New Delhi, Feb 13: Recent defeat of the Congress party in the three States of Gujarat, Punjab and Himachal Pradesh, will have a major impact on the last Budget of the UPA government, preparations for which are almost complete.
Continued thrust on social sectors in the Budget 2008-09 with focused attention on the UPA government's flagship programmes is almost a foregone conclusion. However, Finance Minister P Chidambaram would be in a tight corner to maintain a fine balance between fiscal discipline and political demands arising from the next General Elections. Informed sources say that the Budget 2008-09, which is being formulated in the second year of the Eleventh Plan, will leave little margin to introduce strategies and initiatives outlined in the Plan.
With the first year already gone without a Plan in place, political constraints in the second year of the Plan, will further diminish the chances of the Eleventh Plan (2007-11) being implemented in letter and spirit. This being the terminal year for the Fiscal Responsibility and Budget Management Act (FRBMA), the Finance Ministry will not be in a position to create extra resources needed to meet both political requirements and economic demands for growth.
Indications are that the Budget will depend heavily on generating extra funds through Public Sector Undertakings and it would be seen that almost all profit making PSUs go in for IPOs to raise resources from the market without sacrificing their majority share holdings in these companies.
However, the Budget would have to make provision for the schemes already announced during the course of the year. Thus, funds would have to be provided for the Skill Development Mission, schemes relating to the agricultural sector like Rashtriya Krishi Vikas Yojna and the Food Security Mission, clubbed with additional commitments in the education and health sectors. All in all, there would not be any major margin with the Finance Minister to consider demands of other sectors.
Substantial increase is likely to be announced in the social sector schemes and those relating to rural development, including the Horticulture Mission, Rural Water Supply Scheme, Rural Sanitation Programme, Sarv Siksha Abhiyan, National Rural Health Mission, NREGP, Indira Awas Yojna (rural housing), Pradhan Manrti Gram Sadak Yojna, Accelerated Power Development Programme(APDP), Integrated Child Development Scheme, Jawaharlal Nehru Urban Renewal Mission, Rashrtriya Krishi Vikas Yojna, and Backward Region Grant Fund.

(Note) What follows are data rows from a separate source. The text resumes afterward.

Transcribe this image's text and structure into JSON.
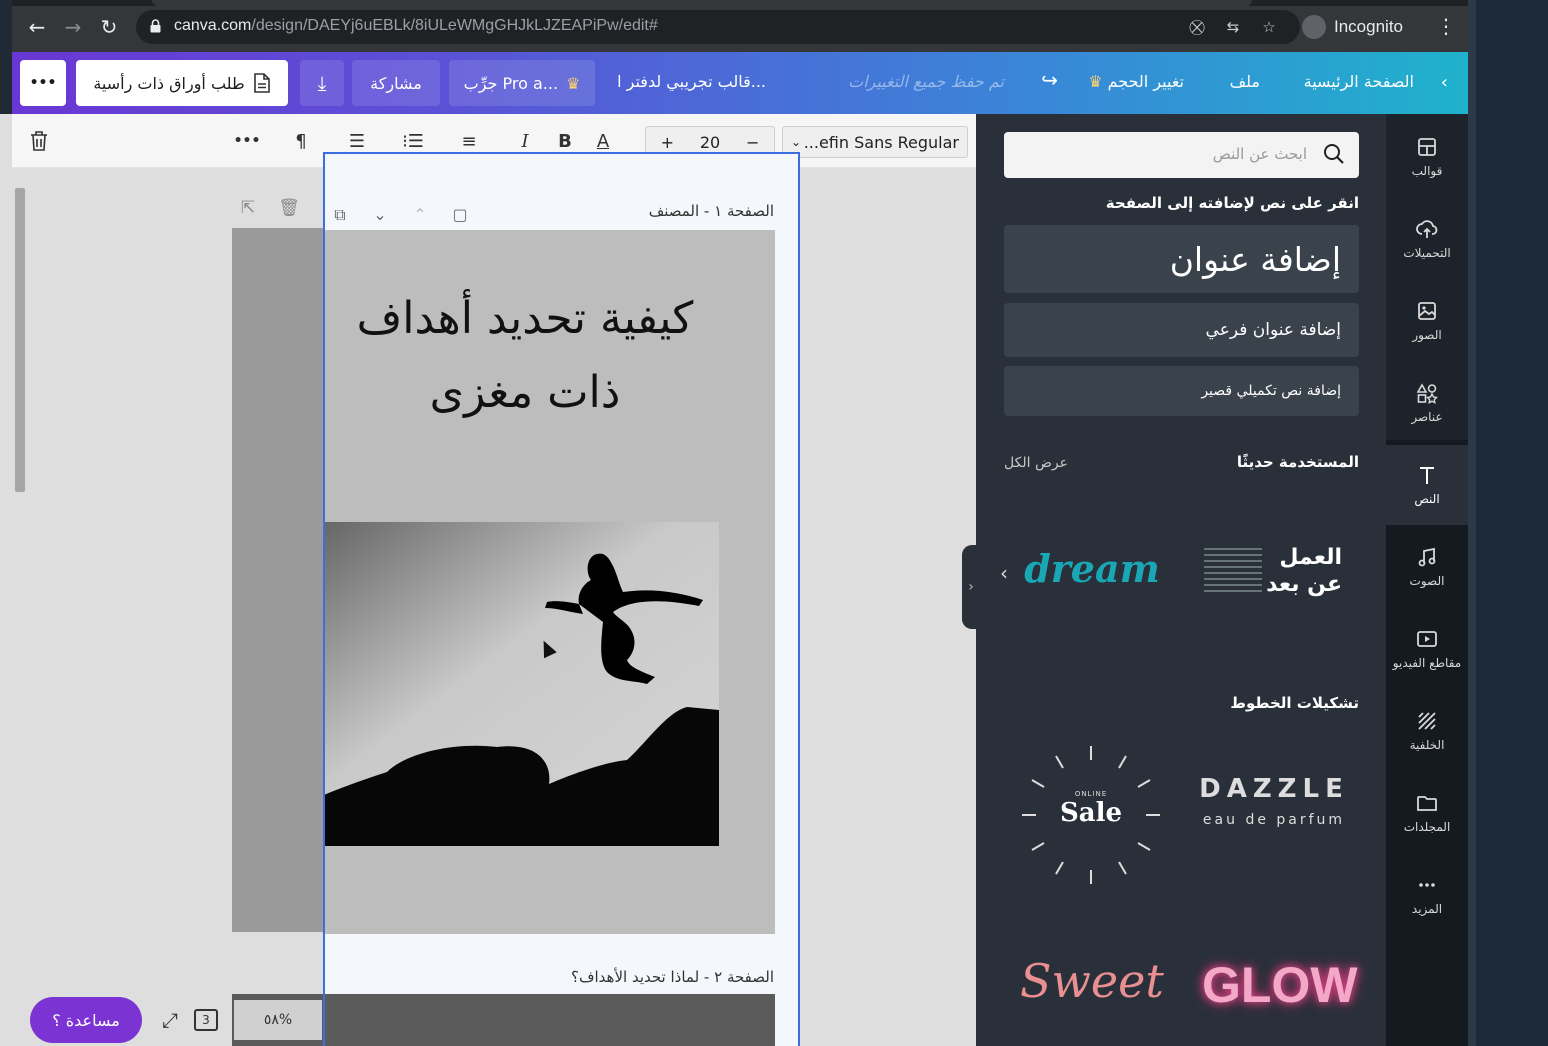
{
  "browser": {
    "url_host": "canva.com",
    "url_path": "/design/DAEYj6uEBLk/8iULeWMgGHJkLJZEAPiPw/edit#",
    "profile_label": "Incognito"
  },
  "header": {
    "home": "الصفحة الرئيسية",
    "file": "ملف",
    "resize": "تغيير الحجم",
    "saved_status": "تم حفظ جميع التغييرات",
    "design_title": "قالب تجريبي لدفتر ا...",
    "try_pro": "جرِّب Pro a...",
    "share": "مشاركة",
    "print_order": "طلب أوراق ذات رأسية",
    "more": "•••"
  },
  "toolbar": {
    "font_name": "...efin Sans Regular",
    "font_size": "20",
    "minus": "−",
    "plus": "+",
    "more": "•••"
  },
  "pages": {
    "page1_label": "الصفحة ١ - المصنف",
    "page1_title": "كيفية تحديد أهداف\nذات مغزى",
    "page2_label": "الصفحة ٢ - لماذا تحديد الأهداف؟"
  },
  "footer": {
    "help": "مساعدة ؟",
    "page_count": "3",
    "zoom": "٥٨%"
  },
  "panel": {
    "search_placeholder": "ابحث عن النص",
    "click_hint": "انقر على نص لإضافته إلى الصفحة",
    "add_heading": "إضافة عنوان",
    "add_subheading": "إضافة عنوان فرعي",
    "add_body": "إضافة نص تكميلي قصير",
    "recent_title": "المستخدمة حديثًا",
    "view_all": "عرض الكل",
    "combos_title": "تشكيلات الخطوط",
    "recent_items": {
      "remote_work_line1": "العمل",
      "remote_work_line2": "عن بعد",
      "dream": "dream"
    },
    "combos": {
      "dazzle": "DAZZLE",
      "dazzle_sub": "eau de parfum",
      "sale_top": "ONLINE",
      "sale": "Sale",
      "sweet": "Sweet",
      "glow": "GLOW"
    }
  },
  "sidebar": {
    "items": [
      {
        "label": "قوالب",
        "icon": "templates-icon"
      },
      {
        "label": "التحميلات",
        "icon": "upload-icon"
      },
      {
        "label": "الصور",
        "icon": "photos-icon"
      },
      {
        "label": "عناصر",
        "icon": "elements-icon"
      },
      {
        "label": "النص",
        "icon": "text-icon"
      },
      {
        "label": "الصوت",
        "icon": "audio-icon"
      },
      {
        "label": "مقاطع الفيديو",
        "icon": "video-icon"
      },
      {
        "label": "الخلفية",
        "icon": "background-icon"
      },
      {
        "label": "المجلدات",
        "icon": "folder-icon"
      },
      {
        "label": "المزيد",
        "icon": "more-icon"
      }
    ],
    "active": "النص"
  },
  "colors": {
    "accent_purple": "#7b33d3",
    "selection_blue": "#3b6ee0",
    "panel_dark": "#293039"
  }
}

Higher allocations will have to be made to the States in view of the State governments expressing displeasure about continuous decline in their share of Gross Budgetary Resources. Over the years, the GBS to the states has come down substantially as the Centre has been depending more and more on the Central Ministries for implementing the social sector programmes.
Availability of funds will be further constrained as both the Central government and States will have to earmark funds for implementing the Sixth Pay Commission Report.

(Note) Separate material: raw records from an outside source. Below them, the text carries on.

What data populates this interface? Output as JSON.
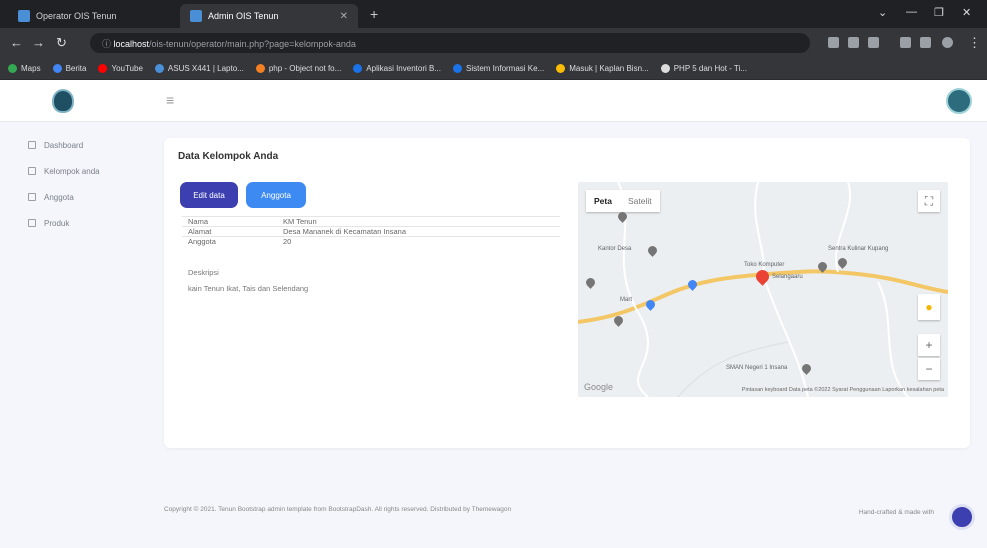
{
  "browser": {
    "tabs": [
      {
        "title": "Operator OIS Tenun"
      },
      {
        "title": "Admin OIS Tenun"
      }
    ],
    "url_host": "localhost",
    "url_rest": "/ois-tenun/operator/main.php?page=kelompok-anda",
    "bookmarks": [
      "Maps",
      "Berita",
      "YouTube",
      "ASUS X441 | Lapto...",
      "php - Object not fo...",
      "Aplikasi Inventori B...",
      "Sistem Informasi Ke...",
      "Masuk | Kaplan Bisn...",
      "PHP 5 dan Hot - Ti..."
    ]
  },
  "sidebar": {
    "items": [
      {
        "label": "Dashboard"
      },
      {
        "label": "Kelompok anda"
      },
      {
        "label": "Anggota"
      },
      {
        "label": "Produk"
      }
    ]
  },
  "main": {
    "title": "Data Kelompok Anda",
    "buttons": {
      "edit": "Edit data",
      "anggota": "Anggota"
    },
    "info": [
      {
        "key": "Nama",
        "value": "KM Tenun"
      },
      {
        "key": "Alamat",
        "value": "Desa Mananek di Kecamatan Insana"
      },
      {
        "key": "Anggota",
        "value": "20"
      }
    ],
    "deskripsi_label": "Deskripsi",
    "deskripsi": "kain Tenun Ikat, Tais dan Selendang"
  },
  "map": {
    "tab_map": "Peta",
    "tab_sat": "Satelit",
    "pois": [
      "Sentra Kulinar Kupang",
      "Toko Komputer",
      "Mart",
      "SMAN Negeri 1 Insana",
      "Kantor Desa"
    ],
    "marker_label": "Selangaaru",
    "google": "Google",
    "attribution": "Pintasan keyboard   Data peta ©2022   Syarat Penggunaan   Laporkan kesalahan peta"
  },
  "footer": {
    "left": "Copyright © 2021. Tenun Bootstrap admin template from BootstrapDash. All rights reserved. Distributed by Themewagon",
    "right": "Hand-crafted & made with"
  },
  "colors": {
    "primary": "#3b3fb0",
    "info": "#3d8af2",
    "marker": "#ea4335"
  }
}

With the Railway Ministry already being asked to keep apart Rs 9,000 crore for this purpose, indications are that the burden on the Central government alone would be to the tune of Rs 30,000 crores.

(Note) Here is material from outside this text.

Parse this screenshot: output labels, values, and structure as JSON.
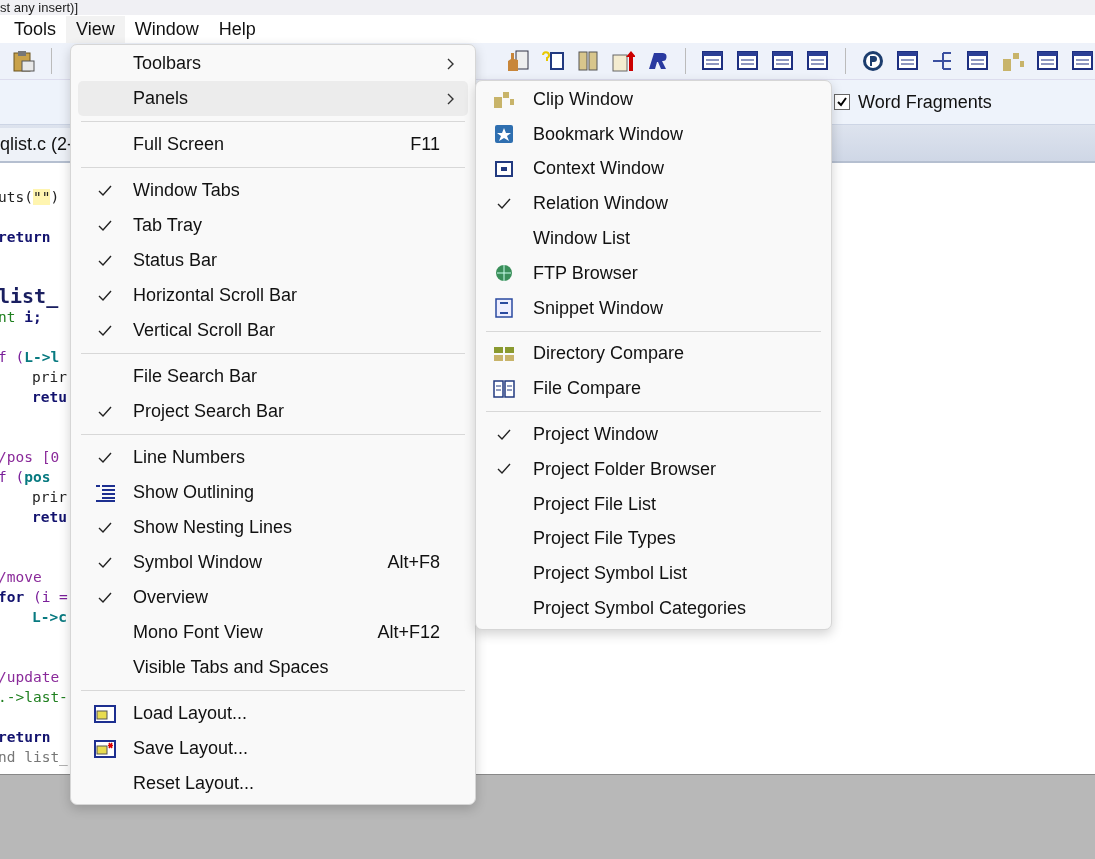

With national elections to take place in the near future, and Assembly elections due in a number of States soon, the resources of the States will be further under pressure. This would mean further thinning of resources as well as increased pressure on inflationary trends in the economy.
Mr Chidambaram would thus have to keep a careful watch so that inflation does not get out of hand while ensuring that positive trends in the core sectors of the economy are not adversely affected beyond a point. In short, the Budget is set to witness a tug of war between demands economic growth and political wish lists.